RELATED: What Are the Benefits and Services of Joining a Nursing Organization?

Another way nurses can help influence organization costs is by advocating against unnecessary treatments or medications. For example, nurses can be diligent at documenting and reporting symptoms and patient progress which would help clinical decision-making by physicians. If, for example, a post-op patient is receiving pain medications around the clock, nurses can assess the pain and offer to hold a dose to see how the patient tolerates it. If pain is controlled without around-the-clock medicating, the physician can switch to PRN, thereby reducing cost.

Clinic nurses are in a prime position to help with cost efficiency. They sometimes function as both nurses as well as office managers, ordering supplies and monitoring stock. Additionally, those in primary care can help with cost by avoiding repeating unnecessary preventive care, such as vaccines or imaging done at another organization.

RELATED: Hospital Nursing vs Clinical Nursing

Nurses are a valuable asset to healthcare organizations as they not only provide direct patient care, but also insight into cost-saving measures to reduce waste.

How to Manage Your Stress as a NurseNursing is an incredibly stressful career. From the moment nursing students start their education program to when they retire, they…

The (Not So) Great Escape: Why New Nurses are Leaving the ProfessionNursing is a calling. The average registered nurse spends 4 years after high school completing the grueling and competitive pre-nursing…

The Importance of the Nurse-Patient Relationship for Patient CareTaking care of patients can be rewarding and fulfilling. However, sometimes it can also be emotionally and physically draining. Nurses…

Is Nursing Education Contributing to the Nursing Shortage?Nurses make up the largest majority of the healthcare profession with nearly 4 million in the U.S. alone. It is…

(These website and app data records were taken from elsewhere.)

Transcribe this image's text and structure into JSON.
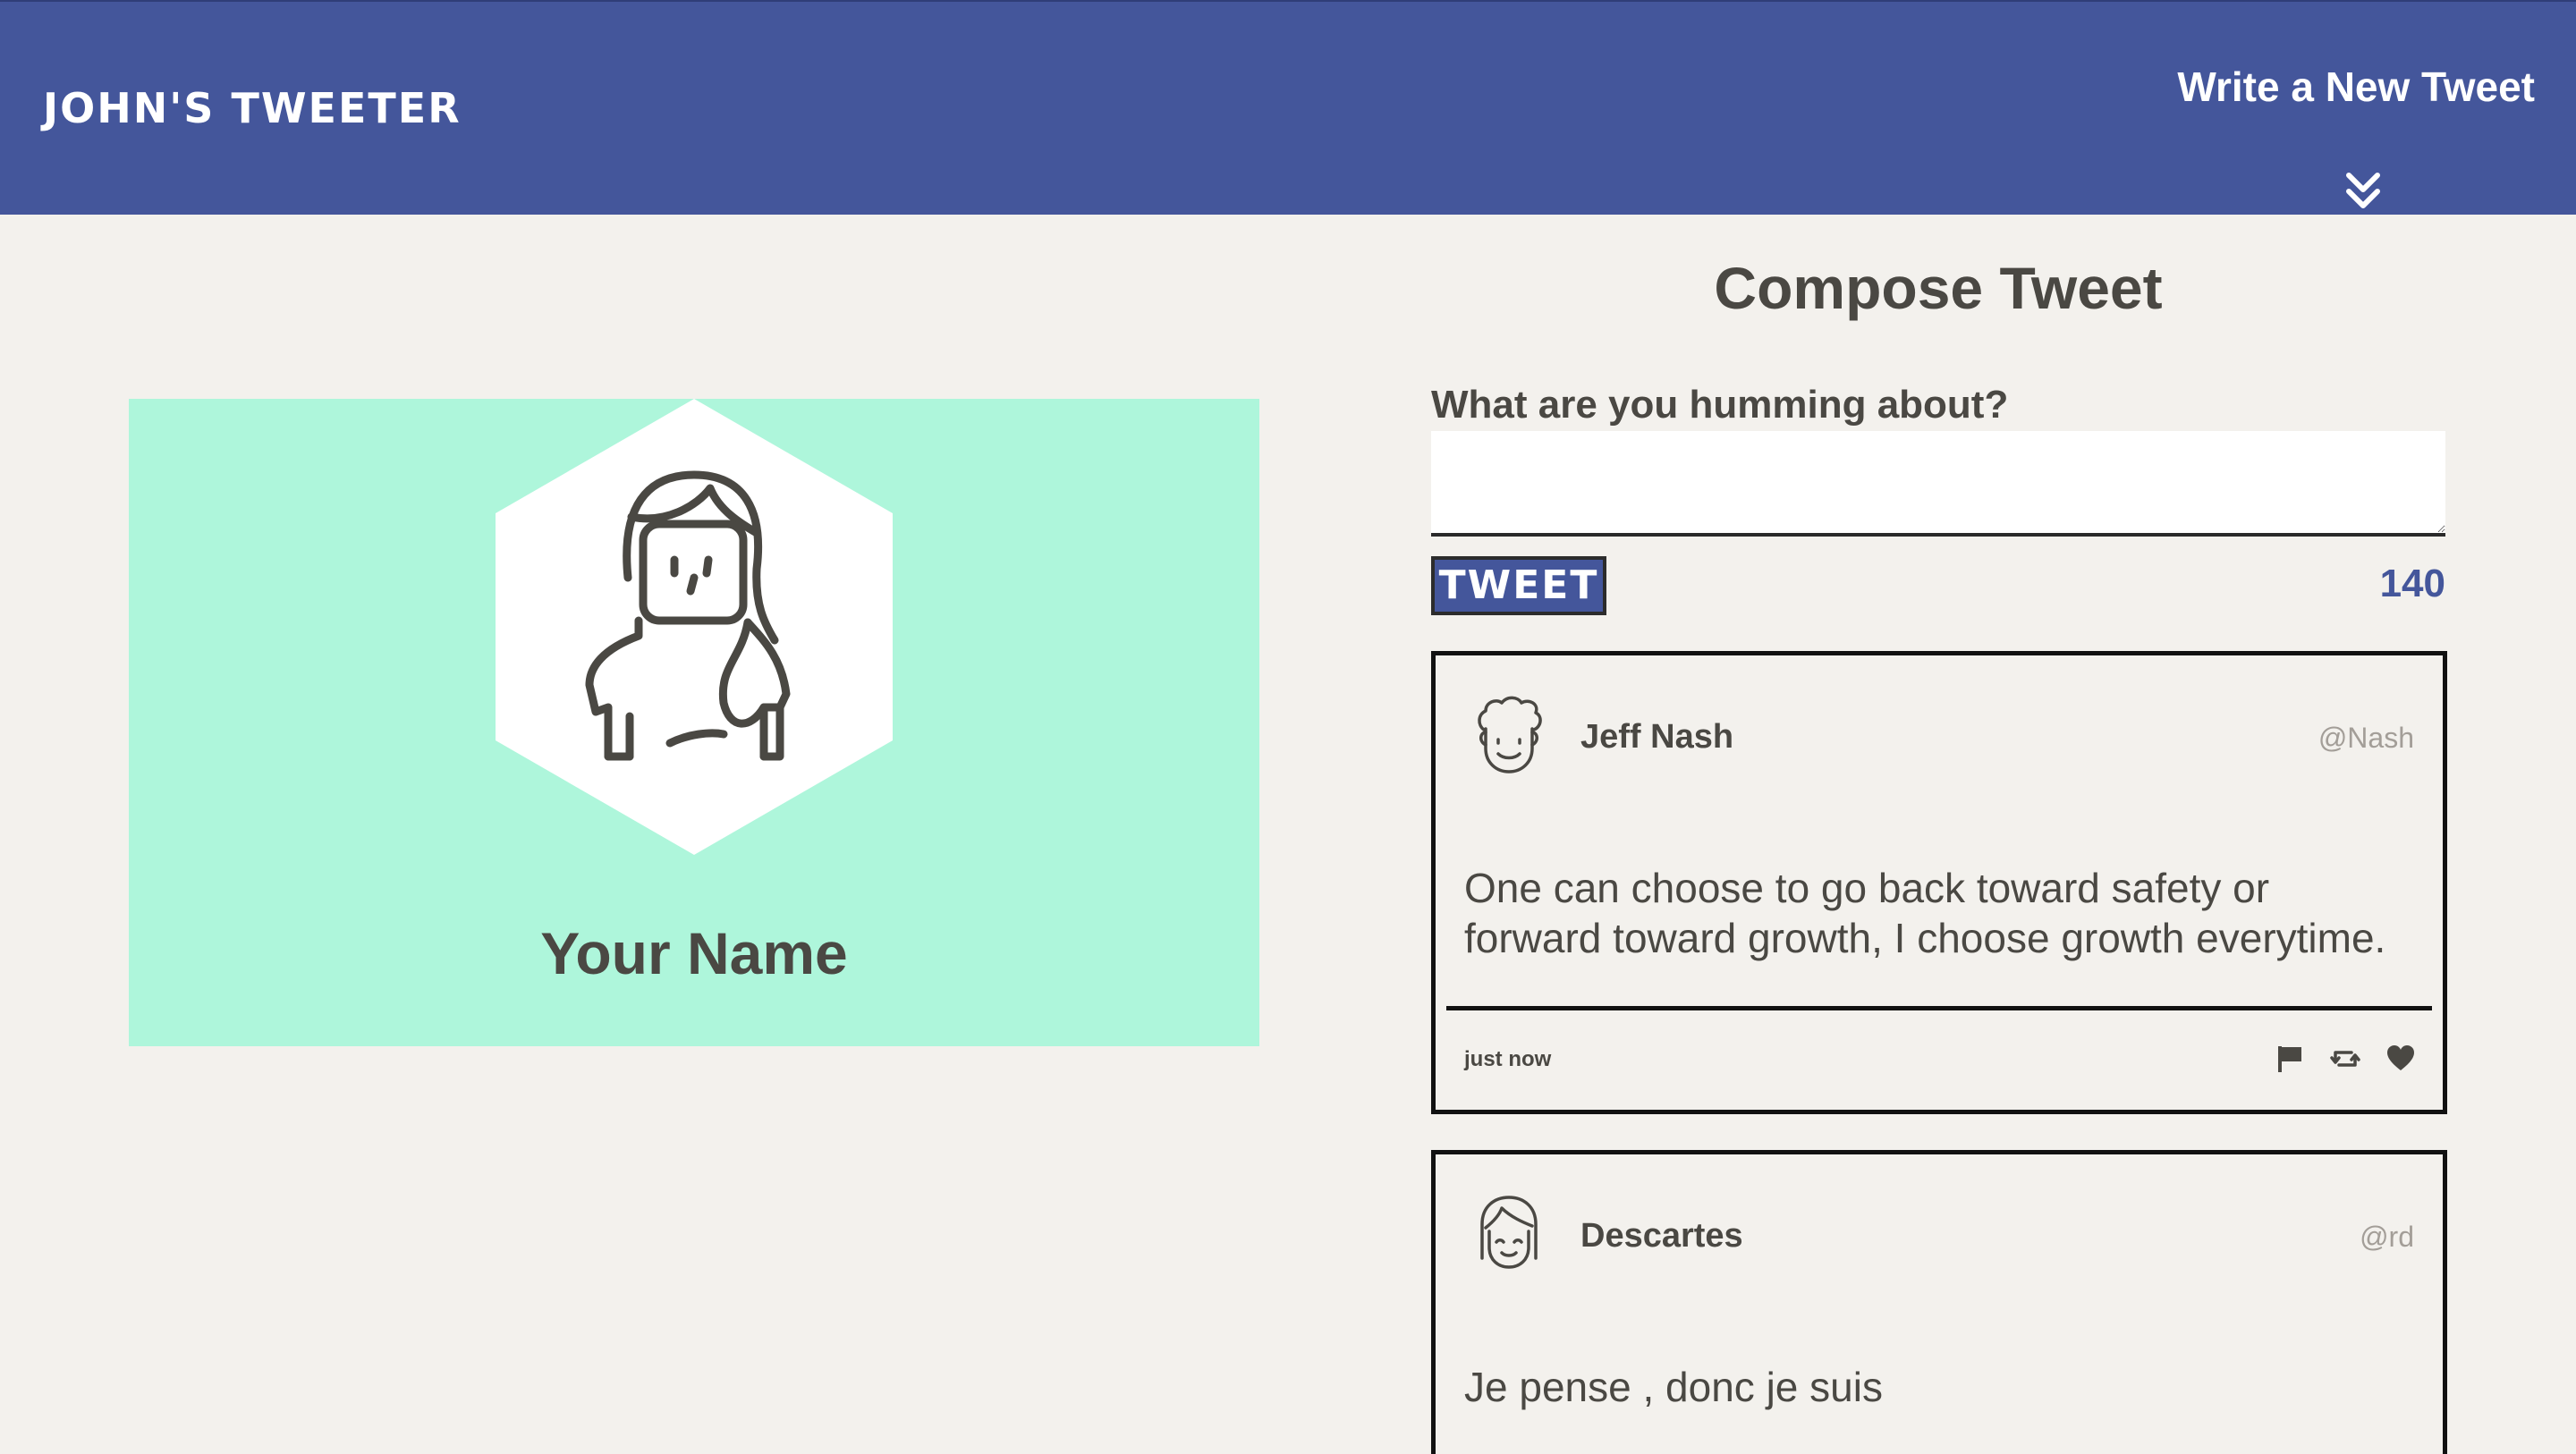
{
  "nav": {
    "brand": "JOHN'S TWEETER",
    "compose_link": "Write a New Tweet",
    "toggle_icon": "double-chevron-down-icon"
  },
  "profile": {
    "name": "Your Name",
    "background_color": "#aef6db",
    "avatar_icon": "woman-avatar-icon"
  },
  "compose": {
    "title": "Compose Tweet",
    "label": "What are you humming about?",
    "input_value": "",
    "button_label": "TWEET",
    "char_count": "140"
  },
  "tweets": [
    {
      "name": "Jeff Nash",
      "handle": "@Nash",
      "text": "One can choose to go back toward safety or forward toward growth, I choose growth everytime.",
      "time": "just now",
      "avatar_icon": "curly-hair-man-avatar-icon"
    },
    {
      "name": "Descartes",
      "handle": "@rd",
      "text": "Je pense , donc je suis",
      "avatar_icon": "bob-hair-avatar-icon"
    }
  ],
  "colors": {
    "nav": "#44569b",
    "background": "#f3f1ed",
    "text": "#4a4843",
    "accent": "#44569b"
  }
}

Are Changes to the Immigration Laws Affecting the Nursing Shortage?Labor market analysis for the supply of nurses to the future of healthcare is more than a crystal ball prediction.…